____ GIVEN INFORMATION
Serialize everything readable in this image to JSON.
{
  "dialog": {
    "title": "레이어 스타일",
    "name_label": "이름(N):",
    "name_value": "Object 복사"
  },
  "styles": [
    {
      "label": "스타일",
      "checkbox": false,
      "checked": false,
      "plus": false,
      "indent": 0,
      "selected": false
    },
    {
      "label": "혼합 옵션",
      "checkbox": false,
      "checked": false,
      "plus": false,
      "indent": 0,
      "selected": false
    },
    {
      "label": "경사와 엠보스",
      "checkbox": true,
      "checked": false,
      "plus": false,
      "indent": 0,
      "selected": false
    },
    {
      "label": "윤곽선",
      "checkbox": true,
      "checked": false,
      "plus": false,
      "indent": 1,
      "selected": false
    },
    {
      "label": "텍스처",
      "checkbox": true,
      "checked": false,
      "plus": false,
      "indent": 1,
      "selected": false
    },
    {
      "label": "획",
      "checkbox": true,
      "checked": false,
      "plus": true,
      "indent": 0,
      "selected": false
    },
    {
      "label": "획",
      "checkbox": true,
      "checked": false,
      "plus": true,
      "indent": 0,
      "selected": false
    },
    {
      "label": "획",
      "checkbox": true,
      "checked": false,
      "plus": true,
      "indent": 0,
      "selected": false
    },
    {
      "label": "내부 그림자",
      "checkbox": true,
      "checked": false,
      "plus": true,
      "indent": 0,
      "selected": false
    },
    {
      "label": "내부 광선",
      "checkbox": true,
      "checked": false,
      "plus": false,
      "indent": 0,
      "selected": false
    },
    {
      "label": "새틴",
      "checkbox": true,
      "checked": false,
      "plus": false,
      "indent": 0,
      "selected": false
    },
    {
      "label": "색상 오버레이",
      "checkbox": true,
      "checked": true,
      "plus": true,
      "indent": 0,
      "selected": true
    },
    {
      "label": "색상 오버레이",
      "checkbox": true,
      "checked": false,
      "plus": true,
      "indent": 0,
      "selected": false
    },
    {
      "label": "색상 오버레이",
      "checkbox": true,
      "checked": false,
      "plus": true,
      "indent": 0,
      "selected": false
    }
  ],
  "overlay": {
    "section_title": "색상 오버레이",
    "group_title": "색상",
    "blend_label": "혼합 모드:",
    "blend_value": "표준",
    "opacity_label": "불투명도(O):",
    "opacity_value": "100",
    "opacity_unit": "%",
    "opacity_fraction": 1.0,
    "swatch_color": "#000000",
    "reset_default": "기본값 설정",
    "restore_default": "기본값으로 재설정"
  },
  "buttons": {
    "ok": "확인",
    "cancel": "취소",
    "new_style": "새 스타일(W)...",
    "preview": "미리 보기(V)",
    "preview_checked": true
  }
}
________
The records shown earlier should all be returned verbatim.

Serialize everything readable in this image to JSON.
{
  "dialog": {
    "title": "레이어 스타일",
    "name_label": "이름(N):",
    "name_value": "Object 복사"
  },
  "styles": [
    {
      "label": "스타일",
      "checkbox": false,
      "checked": false,
      "plus": false,
      "indent": 0,
      "selected": false
    },
    {
      "label": "혼합 옵션",
      "checkbox": false,
      "checked": false,
      "plus": false,
      "indent": 0,
      "selected": false
    },
    {
      "label": "경사와 엠보스",
      "checkbox": true,
      "checked": false,
      "plus": false,
      "indent": 0,
      "selected": false
    },
    {
      "label": "윤곽선",
      "checkbox": true,
      "checked": false,
      "plus": false,
      "indent": 1,
      "selected": false
    },
    {
      "label": "텍스처",
      "checkbox": true,
      "checked": false,
      "plus": false,
      "indent": 1,
      "selected": false
    },
    {
      "label": "획",
      "checkbox": true,
      "checked": false,
      "plus": true,
      "indent": 0,
      "selected": false
    },
    {
      "label": "획",
      "checkbox": true,
      "checked": false,
      "plus": true,
      "indent": 0,
      "selected": false
    },
    {
      "label": "획",
      "checkbox": true,
      "checked": false,
      "plus": true,
      "indent": 0,
      "selected": false
    },
    {
      "label": "내부 그림자",
      "checkbox": true,
      "checked": false,
      "plus": true,
      "indent": 0,
      "selected": false
    },
    {
      "label": "내부 광선",
      "checkbox": true,
      "checked": false,
      "plus": false,
      "indent": 0,
      "selected": false
    },
    {
      "label": "새틴",
      "checkbox": true,
      "checked": false,
      "plus": false,
      "indent": 0,
      "selected": false
    },
    {
      "label": "색상 오버레이",
      "checkbox": true,
      "checked": true,
      "plus": true,
      "indent": 0,
      "selected": true
    },
    {
      "label": "색상 오버레이",
      "checkbox": true,
      "checked": false,
      "plus": true,
      "indent": 0,
      "selected": false
    },
    {
      "label": "색상 오버레이",
      "checkbox": true,
      "checked": false,
      "plus": true,
      "indent": 0,
      "selected": false
    }
  ],
  "overlay": {
    "section_title": "색상 오버레이",
    "group_title": "색상",
    "blend_label": "혼합 모드:",
    "blend_value": "표준",
    "opacity_label": "불투명도(O):",
    "opacity_value": "100",
    "opacity_unit": "%",
    "opacity_fraction": 1.0,
    "swatch_color": "#000000",
    "reset_default": "기본값 설정",
    "restore_default": "기본값으로 재설정"
  },
  "buttons": {
    "ok": "확인",
    "cancel": "취소",
    "new_style": "새 스타일(W)...",
    "preview": "미리 보기(V)",
    "preview_checked": true
  }
}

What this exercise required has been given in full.